The first concerns "trespasser responsibility." New York and California are the only states where you are liable if someone gets hurt while trespassing on your property. This law makes sense only to lawyers. In a recent survey, New York's litigious climate was one of the top reasons businesses don't invest in our state. Now is the time to let employers know that things are changing.

The second law is the so-called scaffold law, under which the employer is always at fault for an injury on the work site, even in cases of gross negligence on behalf of the injured. If a construction worker is drunk and falls, his or her employer is liable, not the drunk person who fell off a roof. This law is obviously a huge financial burden to the employers of our state and a drain on our economy. Quite simply, this law costs New Yorkers jobs.

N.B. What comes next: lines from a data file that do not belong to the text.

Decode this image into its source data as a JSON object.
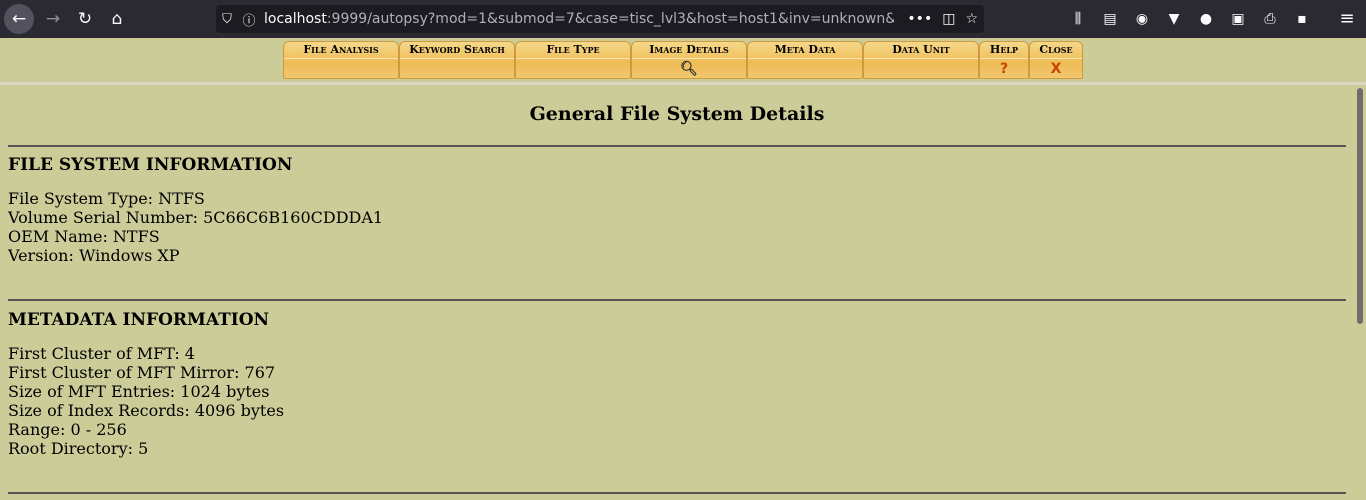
{
  "browser": {
    "url_host": "localhost",
    "url_rest": ":9999/autopsy?mod=1&submod=7&case=tisc_lvl3&host=host1&inv=unknown&"
  },
  "tabs": [
    {
      "label": "File Analysis",
      "sub": ""
    },
    {
      "label": "Keyword Search",
      "sub": ""
    },
    {
      "label": "File Type",
      "sub": ""
    },
    {
      "label": "Image Details",
      "sub": ""
    },
    {
      "label": "Meta Data",
      "sub": ""
    },
    {
      "label": "Data Unit",
      "sub": ""
    },
    {
      "label": "Help",
      "sub": "?"
    },
    {
      "label": "Close",
      "sub": "X"
    }
  ],
  "page": {
    "title": "General File System Details",
    "fs_section": {
      "title": "FILE SYSTEM INFORMATION",
      "fields": [
        "File System Type: NTFS",
        "Volume Serial Number: 5C66C6B160CDDDA1",
        "OEM Name: NTFS",
        "Version: Windows XP"
      ]
    },
    "meta_section": {
      "title": "METADATA INFORMATION",
      "fields": [
        "First Cluster of MFT: 4",
        "First Cluster of MFT Mirror: 767",
        "Size of MFT Entries: 1024 bytes",
        "Size of Index Records: 4096 bytes",
        "Range: 0 - 256",
        "Root Directory: 5"
      ]
    }
  },
  "colors": {
    "page_bg": "#cccc99",
    "tab_fill": "#eebb55",
    "accent_glyph": "#cc4400"
  }
}
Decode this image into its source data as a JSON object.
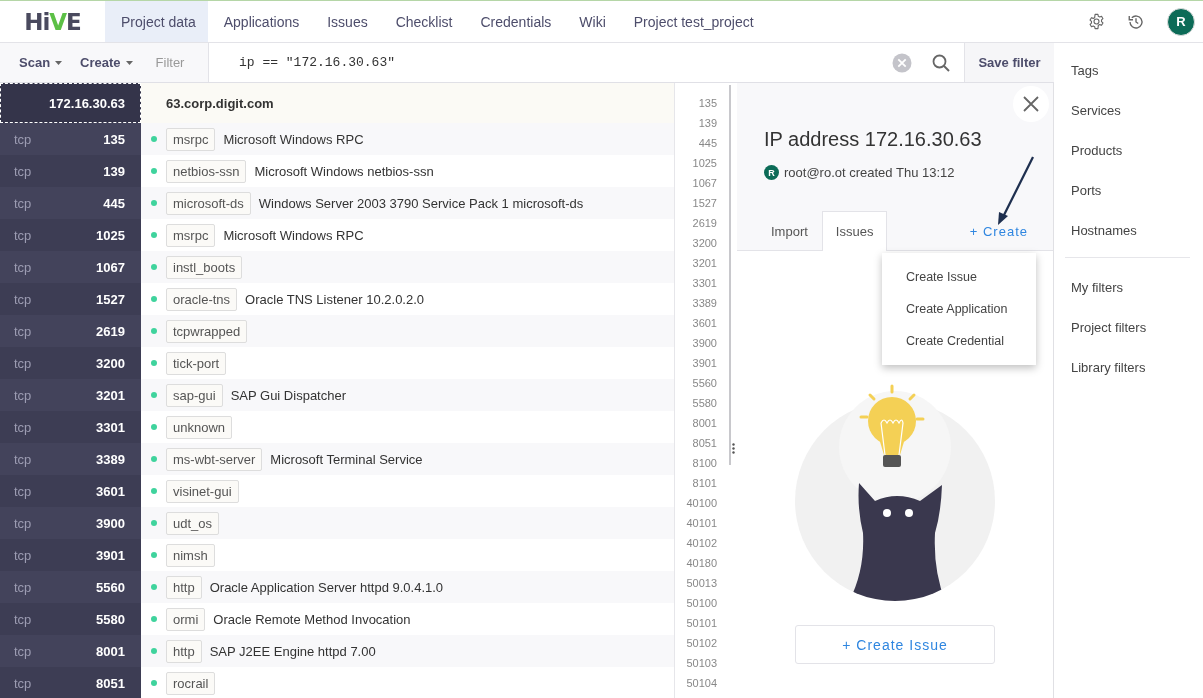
{
  "logo": {
    "text": "HiVE"
  },
  "nav": [
    {
      "label": "Project data",
      "selected": true
    },
    {
      "label": "Applications",
      "selected": false
    },
    {
      "label": "Issues",
      "selected": false
    },
    {
      "label": "Checklist",
      "selected": false
    },
    {
      "label": "Credentials",
      "selected": false
    },
    {
      "label": "Wiki",
      "selected": false
    },
    {
      "label": "Project test_project",
      "selected": false
    }
  ],
  "user_avatar": {
    "initial": "R"
  },
  "toolbar": {
    "menus": [
      {
        "label": "Scan"
      },
      {
        "label": "Create"
      }
    ],
    "filter_label": "Filter",
    "filter_value": "ip == \"172.16.30.63\"",
    "save_button": "Save filter"
  },
  "host": {
    "ip": "172.16.30.63",
    "hostname": "63.corp.digit.com",
    "selected": true
  },
  "ports": [
    {
      "protocol": "tcp",
      "port": "135",
      "service": "msrpc",
      "product": "Microsoft Windows RPC"
    },
    {
      "protocol": "tcp",
      "port": "139",
      "service": "netbios-ssn",
      "product": "Microsoft Windows netbios-ssn"
    },
    {
      "protocol": "tcp",
      "port": "445",
      "service": "microsoft-ds",
      "product": "Windows Server 2003 3790 Service Pack 1 microsoft-ds"
    },
    {
      "protocol": "tcp",
      "port": "1025",
      "service": "msrpc",
      "product": "Microsoft Windows RPC"
    },
    {
      "protocol": "tcp",
      "port": "1067",
      "service": "instl_boots"
    },
    {
      "protocol": "tcp",
      "port": "1527",
      "service": "oracle-tns",
      "product": "Oracle TNS Listener 10.2.0.2.0"
    },
    {
      "protocol": "tcp",
      "port": "2619",
      "service": "tcpwrapped"
    },
    {
      "protocol": "tcp",
      "port": "3200",
      "service": "tick-port"
    },
    {
      "protocol": "tcp",
      "port": "3201",
      "service": "sap-gui",
      "product": "SAP Gui Dispatcher"
    },
    {
      "protocol": "tcp",
      "port": "3301",
      "service": "unknown"
    },
    {
      "protocol": "tcp",
      "port": "3389",
      "service": "ms-wbt-server",
      "product": "Microsoft Terminal Service"
    },
    {
      "protocol": "tcp",
      "port": "3601",
      "service": "visinet-gui"
    },
    {
      "protocol": "tcp",
      "port": "3900",
      "service": "udt_os"
    },
    {
      "protocol": "tcp",
      "port": "3901",
      "service": "nimsh"
    },
    {
      "protocol": "tcp",
      "port": "5560",
      "service": "http",
      "product": "Oracle Application Server httpd 9.0.4.1.0"
    },
    {
      "protocol": "tcp",
      "port": "5580",
      "service": "ormi",
      "product": "Oracle Remote Method Invocation"
    },
    {
      "protocol": "tcp",
      "port": "8001",
      "service": "http",
      "product": "SAP J2EE Engine httpd 7.00"
    },
    {
      "protocol": "tcp",
      "port": "8051",
      "service": "rocrail"
    }
  ],
  "port_index": [
    "135",
    "139",
    "445",
    "1025",
    "1067",
    "1527",
    "2619",
    "3200",
    "3201",
    "3301",
    "3389",
    "3601",
    "3900",
    "3901",
    "5560",
    "5580",
    "8001",
    "8051",
    "8100",
    "8101",
    "40100",
    "40101",
    "40102",
    "40180",
    "50013",
    "50100",
    "50101",
    "50102",
    "50103",
    "50104"
  ],
  "detail": {
    "title": "IP address 172.16.30.63",
    "author_initial": "R",
    "created": "root@ro.ot created Thu 13:12",
    "tabs": [
      {
        "label": "Import",
        "selected": false
      },
      {
        "label": "Issues",
        "selected": true
      }
    ],
    "create_link": "+ Create",
    "menu": {
      "open": true,
      "items": [
        {
          "label": "Create Issue"
        },
        {
          "label": "Create Application"
        },
        {
          "label": "Create Credential"
        }
      ]
    },
    "create_issue_button": "+ Create Issue"
  },
  "sidebar": {
    "groups": [
      {
        "items": [
          {
            "label": "Tags"
          },
          {
            "label": "Services"
          },
          {
            "label": "Products"
          },
          {
            "label": "Ports"
          },
          {
            "label": "Hostnames"
          }
        ]
      },
      {
        "items": [
          {
            "label": "My filters"
          },
          {
            "label": "Project filters"
          },
          {
            "label": "Library filters"
          }
        ]
      }
    ]
  }
}
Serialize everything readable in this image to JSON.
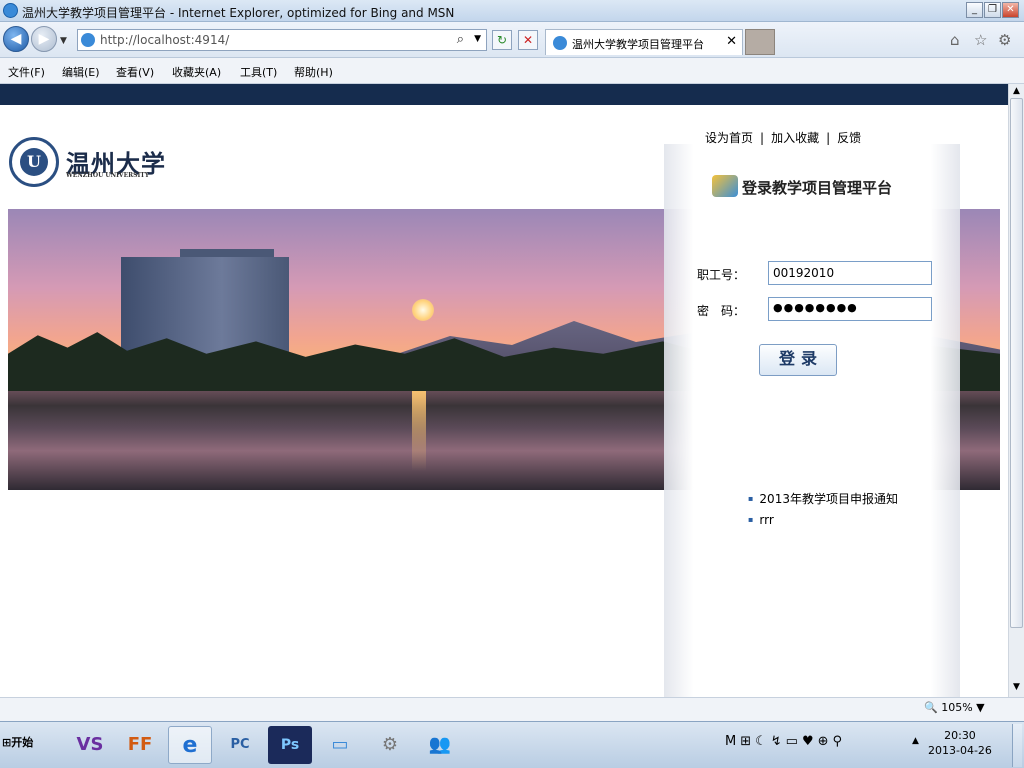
{
  "window": {
    "title": "温州大学教学项目管理平台 - Internet Explorer, optimized for Bing and MSN",
    "minimize": "_",
    "restore": "❐",
    "close": "✕"
  },
  "address_bar": {
    "back_icon": "◀",
    "forward_icon": "▶",
    "url": "http://localhost:4914/",
    "search_glyph": "⌕",
    "refresh_glyph": "↻",
    "stop_glyph": "✕"
  },
  "tab": {
    "title": "温州大学教学项目管理平台",
    "close": "✕"
  },
  "right_icons": [
    "⌂",
    "☆",
    "⚙"
  ],
  "menu": [
    "文件(F)",
    "编辑(E)",
    "查看(V)",
    "收藏夹(A)",
    "工具(T)",
    "帮助(H)"
  ],
  "logo": {
    "name_cn": "温州大学",
    "name_en": "WENZHOU UNIVERSITY",
    "emblem_letter": "U"
  },
  "top_links": [
    "设为首页",
    "加入收藏",
    "反馈"
  ],
  "top_links_separator": "|",
  "login": {
    "title": "登录教学项目管理平台",
    "staff_label": "职工号：",
    "staff_value": "00192010",
    "password_label": "密　码：",
    "password_value": "●●●●●●●●",
    "button": "登录"
  },
  "news": [
    "2013年教学项目申报通知",
    "rrr"
  ],
  "status": {
    "zoom": "105%"
  },
  "taskbar": {
    "start": "开始",
    "apps": [
      "VS",
      "FF",
      "e",
      "PC",
      "Ps",
      "▭",
      "⚙",
      "👥"
    ],
    "time": "20:30",
    "date": "2013-04-26"
  },
  "colors": {
    "header_strip": "#152c4e",
    "logo_blue": "#2b4f82"
  }
}
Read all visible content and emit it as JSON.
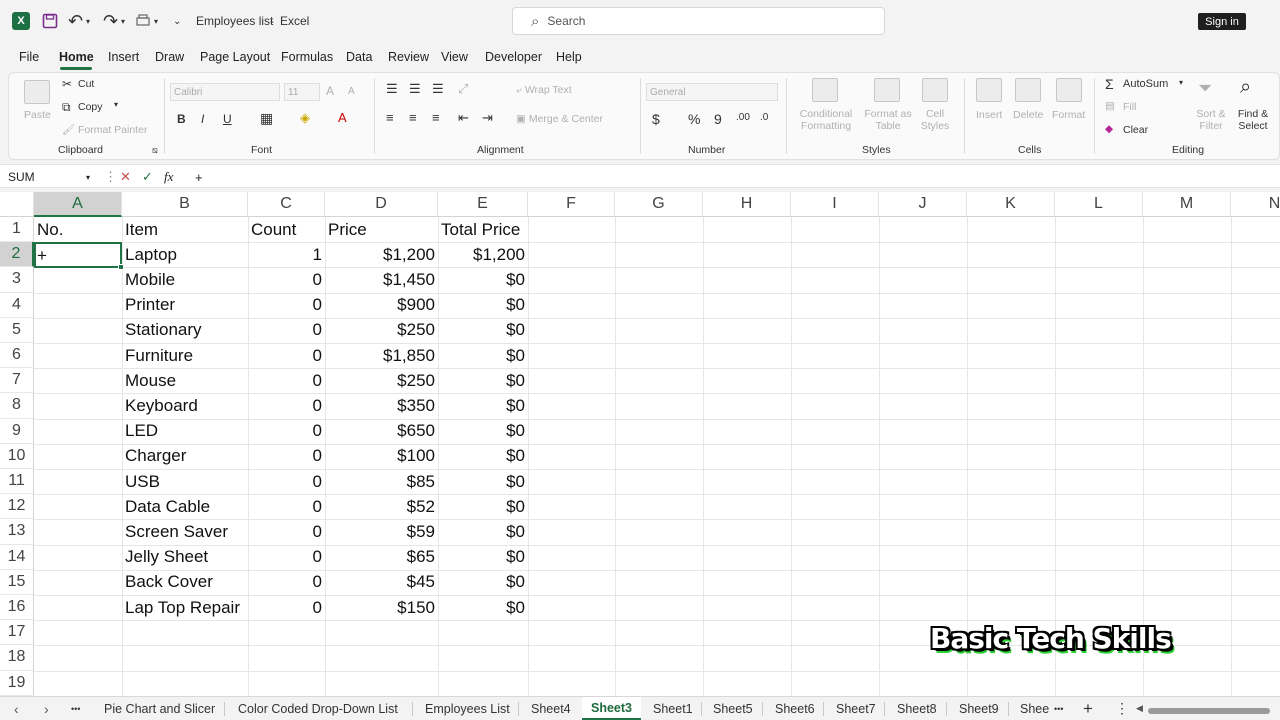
{
  "titlebar": {
    "logo": "X",
    "undo_icon": "↶",
    "redo_icon": "↷",
    "doc_title": "Employees list",
    "separator": "-",
    "app_name": "Excel",
    "search_placeholder": "Search",
    "search_icon": "⌕",
    "signin": "Sign in"
  },
  "menu": [
    "File",
    "Home",
    "Insert",
    "Draw",
    "Page Layout",
    "Formulas",
    "Data",
    "Review",
    "View",
    "Developer",
    "Help"
  ],
  "ribbon": {
    "clipboard": {
      "paste": "Paste",
      "cut": "Cut",
      "copy": "Copy",
      "format_painter": "Format Painter",
      "label": "Clipboard"
    },
    "font": {
      "font_name": "Calibri",
      "font_size": "11",
      "bold": "B",
      "italic": "I",
      "underline": "U",
      "label": "Font"
    },
    "alignment": {
      "wrap": "Wrap Text",
      "merge": "Merge & Center",
      "label": "Alignment"
    },
    "number": {
      "format": "General",
      "currency": "$",
      "percent": "%",
      "comma": "9",
      "label": "Number"
    },
    "styles": {
      "conditional_1": "Conditional",
      "conditional_2": "Formatting",
      "table_1": "Format as",
      "table_2": "Table",
      "cell_1": "Cell",
      "cell_2": "Styles",
      "label": "Styles"
    },
    "cells": {
      "insert": "Insert",
      "delete": "Delete",
      "format": "Format",
      "label": "Cells"
    },
    "editing": {
      "autosum": "AutoSum",
      "sigma": "Σ",
      "fill": "Fill",
      "clear": "Clear",
      "sort_1": "Sort &",
      "sort_2": "Filter",
      "find_1": "Find &",
      "find_2": "Select",
      "label": "Editing"
    }
  },
  "formula_bar": {
    "name_box": "SUM",
    "cancel": "✕",
    "enter": "✓",
    "fx": "fx",
    "content": "+"
  },
  "columns": [
    "A",
    "B",
    "C",
    "D",
    "E",
    "F",
    "G",
    "H",
    "I",
    "J",
    "K",
    "L",
    "M",
    "N"
  ],
  "row_numbers": [
    "1",
    "2",
    "3",
    "4",
    "5",
    "6",
    "7",
    "8",
    "9",
    "10",
    "11",
    "12",
    "13",
    "14",
    "15",
    "16",
    "17",
    "18",
    "19"
  ],
  "headers": {
    "no": "No.",
    "item": "Item",
    "count": "Count",
    "price": "Price",
    "total": "Total Price"
  },
  "active_cell_text": "+",
  "rows": [
    {
      "item": "Laptop",
      "count": "1",
      "price": "$1,200",
      "total": "$1,200"
    },
    {
      "item": "Mobile",
      "count": "0",
      "price": "$1,450",
      "total": "$0"
    },
    {
      "item": "Printer",
      "count": "0",
      "price": "$900",
      "total": "$0"
    },
    {
      "item": "Stationary",
      "count": "0",
      "price": "$250",
      "total": "$0"
    },
    {
      "item": "Furniture",
      "count": "0",
      "price": "$1,850",
      "total": "$0"
    },
    {
      "item": "Mouse",
      "count": "0",
      "price": "$250",
      "total": "$0"
    },
    {
      "item": "Keyboard",
      "count": "0",
      "price": "$350",
      "total": "$0"
    },
    {
      "item": "LED",
      "count": "0",
      "price": "$650",
      "total": "$0"
    },
    {
      "item": "Charger",
      "count": "0",
      "price": "$100",
      "total": "$0"
    },
    {
      "item": "USB",
      "count": "0",
      "price": "$85",
      "total": "$0"
    },
    {
      "item": "Data Cable",
      "count": "0",
      "price": "$52",
      "total": "$0"
    },
    {
      "item": "Screen Saver",
      "count": "0",
      "price": "$59",
      "total": "$0"
    },
    {
      "item": "Jelly Sheet",
      "count": "0",
      "price": "$65",
      "total": "$0"
    },
    {
      "item": "Back Cover",
      "count": "0",
      "price": "$45",
      "total": "$0"
    },
    {
      "item": "Lap Top Repair",
      "count": "0",
      "price": "$150",
      "total": "$0"
    }
  ],
  "sheet_tabs": [
    "Pie Chart and Slicer",
    "Color Coded Drop-Down List",
    "Employees List",
    "Sheet4",
    "Sheet3",
    "Sheet1",
    "Sheet5",
    "Sheet6",
    "Sheet7",
    "Sheet8",
    "Sheet9",
    "Shee"
  ],
  "active_sheet": "Sheet3",
  "tab_nav": {
    "prev": "‹",
    "next": "›",
    "more": "•••",
    "more2": "•••",
    "add": "+",
    "menu": "⋮",
    "scroll_left": "◀"
  },
  "watermark": "Basic Tech Skills",
  "accent_color": "#217346"
}
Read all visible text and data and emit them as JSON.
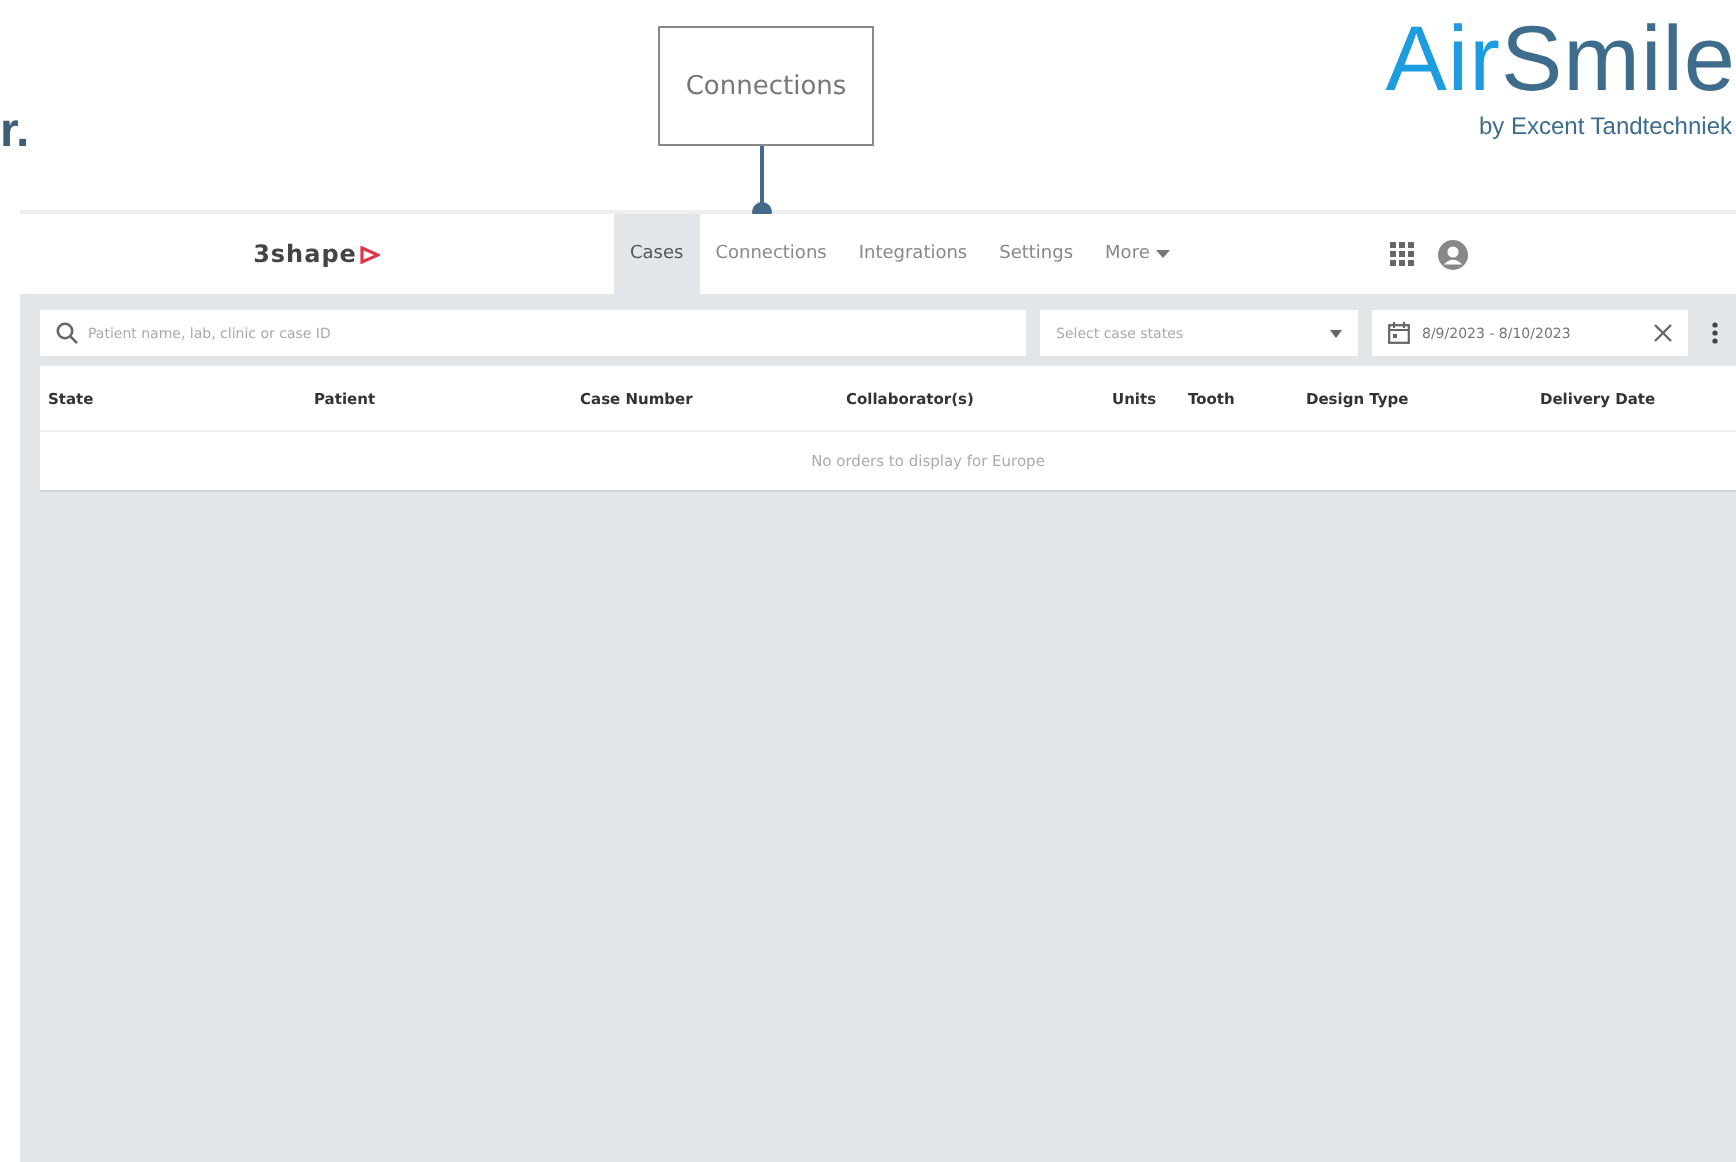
{
  "slide": {
    "heading_fragment": "r.",
    "callout": "Connections",
    "brand": {
      "name_part_1": "Air",
      "name_part_2": "Smile",
      "tagline": "by Excent Tandtechniek"
    }
  },
  "app": {
    "logo": "3shape",
    "tabs": [
      {
        "label": "Cases",
        "selected": true
      },
      {
        "label": "Connections",
        "selected": false
      },
      {
        "label": "Integrations",
        "selected": false
      },
      {
        "label": "Settings",
        "selected": false
      },
      {
        "label": "More",
        "selected": false,
        "kind": "dropdown"
      }
    ],
    "search": {
      "placeholder": "Patient name, lab, clinic or case ID"
    },
    "state_select": {
      "placeholder": "Select case states"
    },
    "date_range": {
      "value": "8/9/2023 - 8/10/2023"
    },
    "table": {
      "columns": [
        "State",
        "Patient",
        "Case Number",
        "Collaborator(s)",
        "Units",
        "Tooth",
        "Design Type",
        "Delivery Date"
      ],
      "empty_message": "No orders to display for Europe"
    }
  }
}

Common-sense reforms of the scaffold law would exempt the employer in cases of drug and alcohol use, criminal activity or violation of safety standards.

The final piece of a strong lawsuit reform package for New York would be to cap non-economic judgments in medical malpractice cases. By capping non-economic judgments (that is, judgments above and beyond medical costs or lost wages) the governor can show health care professionals and businesses that New York is open for business.

Those who are injured as a result of an accident should be compensated for their medical bills and lost wages. It is the excessive and unpredictable nature of such things as the "pain and suffering" settlements that cause problems for the medical community and serve little or no purpose except to enrich trial lawyers.

Many states have passed similar limits to great success. New York should join them and end the current lawsuit lottery system that threatens the economic growth of our state. This will help end the mass exodus of medical professionals from our state and, by reducing the cost and unpredictability of malpractice insurance, will increase access to health care and make it more affordable for more New Yorkers.

By supporting the initiatives above, the governor can pass a package of reforms that is broadly supported, brings jobs and economic development and costs the state nothing.


Thomas M. Stebbins is executive director of the Lawsuit Reform Alliance of New York.